Start of Block

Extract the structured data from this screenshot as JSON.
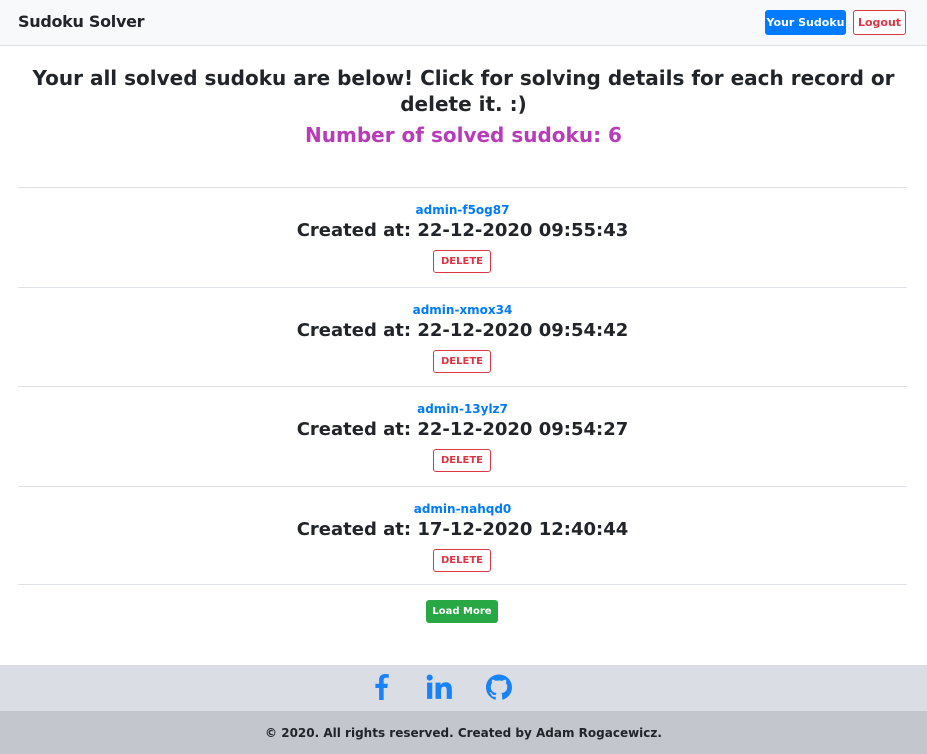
{
  "navbar": {
    "brand": "Sudoku Solver",
    "your_sudoku_label": "Your Sudoku",
    "logout_label": "Logout"
  },
  "main": {
    "heading": "Your all solved sudoku are below! Click for solving details for each record or delete it. :)",
    "count_text": "Number of solved sudoku: 6",
    "records": [
      {
        "id": "admin-f5og87",
        "created": "Created at: 22-12-2020 09:55:43",
        "delete_label": "DELETE"
      },
      {
        "id": "admin-xmox34",
        "created": "Created at: 22-12-2020 09:54:42",
        "delete_label": "DELETE"
      },
      {
        "id": "admin-13ylz7",
        "created": "Created at: 22-12-2020 09:54:27",
        "delete_label": "DELETE"
      },
      {
        "id": "admin-nahqd0",
        "created": "Created at: 17-12-2020 12:40:44",
        "delete_label": "DELETE"
      }
    ],
    "load_more_label": "Load More"
  },
  "footer": {
    "icons": [
      "facebook-icon",
      "linkedin-icon",
      "github-icon"
    ],
    "copyright": "© 2020. All rights reserved. Created by Adam Rogacewicz."
  },
  "colors": {
    "primary": "#007bff",
    "danger": "#dc3545",
    "success": "#28a745",
    "count_purple": "#b83cb9",
    "icon_blue": "#1a82f7"
  }
}
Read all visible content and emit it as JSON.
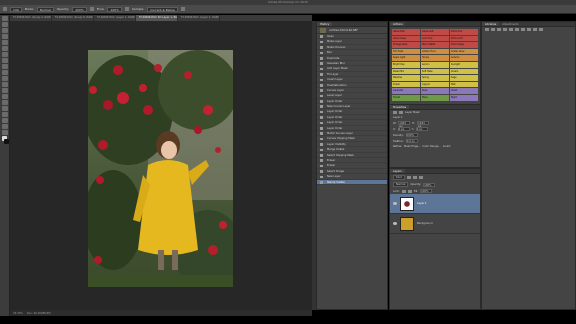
{
  "app": {
    "title": "Adobe Photoshop CC 2015"
  },
  "options_bar": {
    "tool": "Brush",
    "size": "130",
    "mode_label": "Mode:",
    "mode_value": "Normal",
    "opacity_label": "Opacity:",
    "opacity_value": "100%",
    "flow_label": "Flow:",
    "flow_value": "100%",
    "sample_label": "Sample:",
    "sample_value": "Current & Below"
  },
  "doc_tabs": [
    "5Y-KMUZ-ELIC (Snap) 4, RGB/8",
    "5Y-KMUZ-ELIC (Snap) 8, RGB/8",
    "5Y-KMUZ-ELIC (Layer 1, RGB/8) *",
    "5Y-KMUZ-ELIC 2D Layer 1, RGB/8",
    "5Y-KMUZ-ELIC (Layer 1, RGB/8)"
  ],
  "status": {
    "zoom": "33.33%",
    "doc": "Doc: 40.2M/88.6M"
  },
  "history": {
    "tab_title": "History",
    "snapshot": "untitled-DSC1166.NEF",
    "items": [
      "Open",
      "Make Layer",
      "Make Channel",
      "Blur",
      "Duplicate",
      "Gaussian Blur",
      "Add Layer Mask",
      "Fill Layer",
      "Invert Layer",
      "Hue/Saturation",
      "Curves Layer",
      "Level Layer",
      "Layer Order",
      "New Curves Layer",
      "Layer Order",
      "Layer Order",
      "Layer Order",
      "Layer Order",
      "Match Curves Layer",
      "Curves Clipping Mask",
      "Layer Visibility",
      "Merge Visible",
      "Select Clipping Mask",
      "Eraser",
      "Eraser",
      "Select Image",
      "New Layer",
      "Stamp Visible"
    ]
  },
  "actions": {
    "tab_title": "Actions",
    "buttons": [
      {
        "label": "Velvia Rich",
        "color": "#c04a45"
      },
      {
        "label": "Velvia Soft",
        "color": "#c04a45"
      },
      {
        "label": "Portra Full",
        "color": "#c04a45"
      },
      {
        "label": "Velvia Deep",
        "color": "#c04a45"
      },
      {
        "label": "Color Pop",
        "color": "#c04a45"
      },
      {
        "label": "Portra Soft",
        "color": "#c04a45"
      },
      {
        "label": "Vintage Rose",
        "color": "#c04a45"
      },
      {
        "label": "Warm Matte",
        "color": "#c04a45"
      },
      {
        "label": "Portra Deep",
        "color": "#c04a45"
      },
      {
        "label": "Film Fade",
        "color": "#d08f3e"
      },
      {
        "label": "Golden Hour",
        "color": "#d08f3e"
      },
      {
        "label": "Amber Glow",
        "color": "#d08f3e"
      },
      {
        "label": "Sepia Light",
        "color": "#d08f3e"
      },
      {
        "label": "Honey",
        "color": "#d08f3e"
      },
      {
        "label": "Autumn",
        "color": "#d08f3e"
      },
      {
        "label": "Bright Day",
        "color": "#cfc146"
      },
      {
        "label": "Lemon",
        "color": "#cfc146"
      },
      {
        "label": "Sunlight",
        "color": "#cfc146"
      },
      {
        "label": "Pastel Mix",
        "color": "#cfc146"
      },
      {
        "label": "Soft Haze",
        "color": "#cfc146"
      },
      {
        "label": "Cream",
        "color": "#cfc146"
      },
      {
        "label": "Meadow",
        "color": "#cfc146"
      },
      {
        "label": "Spring",
        "color": "#cfc146"
      },
      {
        "label": "Sage",
        "color": "#cfc146"
      },
      {
        "label": "Ocean",
        "color": "#cfc146"
      },
      {
        "label": "Lagoon",
        "color": "#cfc146"
      },
      {
        "label": "Mist",
        "color": "#cfc146"
      },
      {
        "label": "Lavender",
        "color": "#8a78b8"
      },
      {
        "label": "Dusk",
        "color": "#8a78b8"
      },
      {
        "label": "Violet",
        "color": "#8a78b8"
      },
      {
        "label": "Forest",
        "color": "#6e9a4a"
      },
      {
        "label": "Moss",
        "color": "#6e9a4a"
      },
      {
        "label": "Night",
        "color": "#8a78b8"
      }
    ]
  },
  "properties": {
    "tab_title": "Properties",
    "subtitle": "Layer Mask",
    "layer_name": "Layer 1",
    "w_label": "W:",
    "w_value": "1944 px",
    "h_label": "H:",
    "h_value": "1944 px",
    "x_label": "X:",
    "x_value": "0 px",
    "y_label": "Y:",
    "y_value": "0 px",
    "density_label": "Density:",
    "density_value": "100%",
    "feather_label": "Feather:",
    "feather_value": "0.0 px",
    "refine_label": "Refine:",
    "mask_edge": "Mask Edge...",
    "color_range": "Color Range...",
    "invert": "Invert"
  },
  "layers": {
    "tab_title": "Layers",
    "kind_label": "Kind",
    "blend_mode": "Normal",
    "opacity_label": "Opacity:",
    "opacity_value": "100%",
    "lock_label": "Lock:",
    "fill_label": "Fill:",
    "fill_value": "100%",
    "items": [
      {
        "name": "Layer 1",
        "selected": true
      },
      {
        "name": "Background",
        "selected": false
      }
    ]
  },
  "libraries": {
    "tab_title": "Libraries",
    "tab2": "Adjustments"
  }
}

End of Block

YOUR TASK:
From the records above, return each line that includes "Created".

ANSWER BOX:
        "created": "Created at: 22-12-2020 09:55:43",
        "created": "Created at: 22-12-2020 09:54:42",
        "created": "Created at: 22-12-2020 09:54:27",
        "created": "Created at: 17-12-2020 12:40:44",
    "copyright": "© 2020. All rights reserved. Created by Adam Rogacewicz."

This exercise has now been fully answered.